▶ _What you will do_
Copy out every entry, keeping each character the same.

▶ _Recorded information_
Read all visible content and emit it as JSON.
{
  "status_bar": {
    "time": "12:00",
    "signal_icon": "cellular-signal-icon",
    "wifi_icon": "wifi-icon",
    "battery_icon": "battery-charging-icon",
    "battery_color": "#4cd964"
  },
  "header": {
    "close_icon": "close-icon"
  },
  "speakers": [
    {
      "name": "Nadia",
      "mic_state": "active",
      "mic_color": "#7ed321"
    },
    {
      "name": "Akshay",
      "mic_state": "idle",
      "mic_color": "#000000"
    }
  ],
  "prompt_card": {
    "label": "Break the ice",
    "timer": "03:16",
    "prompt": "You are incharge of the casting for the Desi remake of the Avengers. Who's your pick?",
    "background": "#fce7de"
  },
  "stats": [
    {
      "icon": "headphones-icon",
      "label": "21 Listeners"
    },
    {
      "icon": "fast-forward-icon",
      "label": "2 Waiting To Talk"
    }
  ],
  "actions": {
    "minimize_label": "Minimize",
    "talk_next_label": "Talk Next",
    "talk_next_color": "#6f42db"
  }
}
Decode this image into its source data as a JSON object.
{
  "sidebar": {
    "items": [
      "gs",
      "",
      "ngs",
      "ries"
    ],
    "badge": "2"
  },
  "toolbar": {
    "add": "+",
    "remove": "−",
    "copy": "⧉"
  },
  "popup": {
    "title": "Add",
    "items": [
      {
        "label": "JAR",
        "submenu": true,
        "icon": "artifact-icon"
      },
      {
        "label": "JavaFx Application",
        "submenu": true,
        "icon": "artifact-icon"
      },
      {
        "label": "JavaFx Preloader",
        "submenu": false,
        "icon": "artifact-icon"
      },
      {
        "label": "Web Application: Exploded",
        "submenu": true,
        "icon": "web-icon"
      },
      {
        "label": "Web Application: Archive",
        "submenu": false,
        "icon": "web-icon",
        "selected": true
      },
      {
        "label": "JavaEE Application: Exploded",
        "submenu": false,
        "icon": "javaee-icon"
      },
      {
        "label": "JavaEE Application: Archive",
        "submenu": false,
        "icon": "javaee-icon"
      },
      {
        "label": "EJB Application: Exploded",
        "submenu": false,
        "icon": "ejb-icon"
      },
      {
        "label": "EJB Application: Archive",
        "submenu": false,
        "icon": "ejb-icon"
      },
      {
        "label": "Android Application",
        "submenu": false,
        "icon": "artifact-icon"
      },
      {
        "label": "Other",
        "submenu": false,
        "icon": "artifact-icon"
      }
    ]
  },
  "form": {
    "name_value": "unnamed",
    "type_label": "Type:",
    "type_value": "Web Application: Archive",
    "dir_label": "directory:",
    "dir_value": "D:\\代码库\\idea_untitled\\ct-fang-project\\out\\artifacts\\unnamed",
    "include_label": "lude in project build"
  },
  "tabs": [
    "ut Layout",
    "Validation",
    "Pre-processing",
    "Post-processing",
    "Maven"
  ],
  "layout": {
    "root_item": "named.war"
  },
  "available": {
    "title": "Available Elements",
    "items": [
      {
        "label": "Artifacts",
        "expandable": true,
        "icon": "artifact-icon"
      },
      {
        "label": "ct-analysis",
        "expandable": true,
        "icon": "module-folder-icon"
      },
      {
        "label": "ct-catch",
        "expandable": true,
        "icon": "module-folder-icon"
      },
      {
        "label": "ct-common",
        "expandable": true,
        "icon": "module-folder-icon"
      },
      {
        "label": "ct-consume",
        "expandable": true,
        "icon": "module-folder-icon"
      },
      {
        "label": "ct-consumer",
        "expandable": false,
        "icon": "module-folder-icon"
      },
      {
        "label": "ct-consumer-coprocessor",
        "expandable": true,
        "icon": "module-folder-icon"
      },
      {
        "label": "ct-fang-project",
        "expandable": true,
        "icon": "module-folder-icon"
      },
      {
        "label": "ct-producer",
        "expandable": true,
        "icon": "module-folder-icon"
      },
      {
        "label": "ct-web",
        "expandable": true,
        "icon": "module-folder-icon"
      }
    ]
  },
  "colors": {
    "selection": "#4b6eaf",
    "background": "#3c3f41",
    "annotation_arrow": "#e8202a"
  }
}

▶ _Answer to this problem_
Read all visible content and emit it as JSON.
{
  "status_bar": {
    "time": "12:00",
    "signal_icon": "cellular-signal-icon",
    "wifi_icon": "wifi-icon",
    "battery_icon": "battery-charging-icon",
    "battery_color": "#4cd964"
  },
  "header": {
    "close_icon": "close-icon"
  },
  "speakers": [
    {
      "name": "Nadia",
      "mic_state": "active",
      "mic_color": "#7ed321"
    },
    {
      "name": "Akshay",
      "mic_state": "idle",
      "mic_color": "#000000"
    }
  ],
  "prompt_card": {
    "label": "Break the ice",
    "timer": "03:16",
    "prompt": "You are incharge of the casting for the Desi remake of the Avengers. Who's your pick?",
    "background": "#fce7de"
  },
  "stats": [
    {
      "icon": "headphones-icon",
      "label": "21 Listeners"
    },
    {
      "icon": "fast-forward-icon",
      "label": "2 Waiting To Talk"
    }
  ],
  "actions": {
    "minimize_label": "Minimize",
    "talk_next_label": "Talk Next",
    "talk_next_color": "#6f42db"
  }
}
Decode this image into its source data as a JSON object.
{
  "sidebar": {
    "items": [
      "gs",
      "",
      "ngs",
      "ries"
    ],
    "badge": "2"
  },
  "toolbar": {
    "add": "+",
    "remove": "−",
    "copy": "⧉"
  },
  "popup": {
    "title": "Add",
    "items": [
      {
        "label": "JAR",
        "submenu": true,
        "icon": "artifact-icon"
      },
      {
        "label": "JavaFx Application",
        "submenu": true,
        "icon": "artifact-icon"
      },
      {
        "label": "JavaFx Preloader",
        "submenu": false,
        "icon": "artifact-icon"
      },
      {
        "label": "Web Application: Exploded",
        "submenu": true,
        "icon": "web-icon"
      },
      {
        "label": "Web Application: Archive",
        "submenu": false,
        "icon": "web-icon",
        "selected": true
      },
      {
        "label": "JavaEE Application: Exploded",
        "submenu": false,
        "icon": "javaee-icon"
      },
      {
        "label": "JavaEE Application: Archive",
        "submenu": false,
        "icon": "javaee-icon"
      },
      {
        "label": "EJB Application: Exploded",
        "submenu": false,
        "icon": "ejb-icon"
      },
      {
        "label": "EJB Application: Archive",
        "submenu": false,
        "icon": "ejb-icon"
      },
      {
        "label": "Android Application",
        "submenu": false,
        "icon": "artifact-icon"
      },
      {
        "label": "Other",
        "submenu": false,
        "icon": "artifact-icon"
      }
    ]
  },
  "form": {
    "name_value": "unnamed",
    "type_label": "Type:",
    "type_value": "Web Application: Archive",
    "dir_label": "directory:",
    "dir_value": "D:\\代码库\\idea_untitled\\ct-fang-project\\out\\artifacts\\unnamed",
    "include_label": "lude in project build"
  },
  "tabs": [
    "ut Layout",
    "Validation",
    "Pre-processing",
    "Post-processing",
    "Maven"
  ],
  "layout": {
    "root_item": "named.war"
  },
  "available": {
    "title": "Available Elements",
    "items": [
      {
        "label": "Artifacts",
        "expandable": true,
        "icon": "artifact-icon"
      },
      {
        "label": "ct-analysis",
        "expandable": true,
        "icon": "module-folder-icon"
      },
      {
        "label": "ct-catch",
        "expandable": true,
        "icon": "module-folder-icon"
      },
      {
        "label": "ct-common",
        "expandable": true,
        "icon": "module-folder-icon"
      },
      {
        "label": "ct-consume",
        "expandable": true,
        "icon": "module-folder-icon"
      },
      {
        "label": "ct-consumer",
        "expandable": false,
        "icon": "module-folder-icon"
      },
      {
        "label": "ct-consumer-coprocessor",
        "expandable": true,
        "icon": "module-folder-icon"
      },
      {
        "label": "ct-fang-project",
        "expandable": true,
        "icon": "module-folder-icon"
      },
      {
        "label": "ct-producer",
        "expandable": true,
        "icon": "module-folder-icon"
      },
      {
        "label": "ct-web",
        "expandable": true,
        "icon": "module-folder-icon"
      }
    ]
  },
  "colors": {
    "selection": "#4b6eaf",
    "background": "#3c3f41",
    "annotation_arrow": "#e8202a"
  }
}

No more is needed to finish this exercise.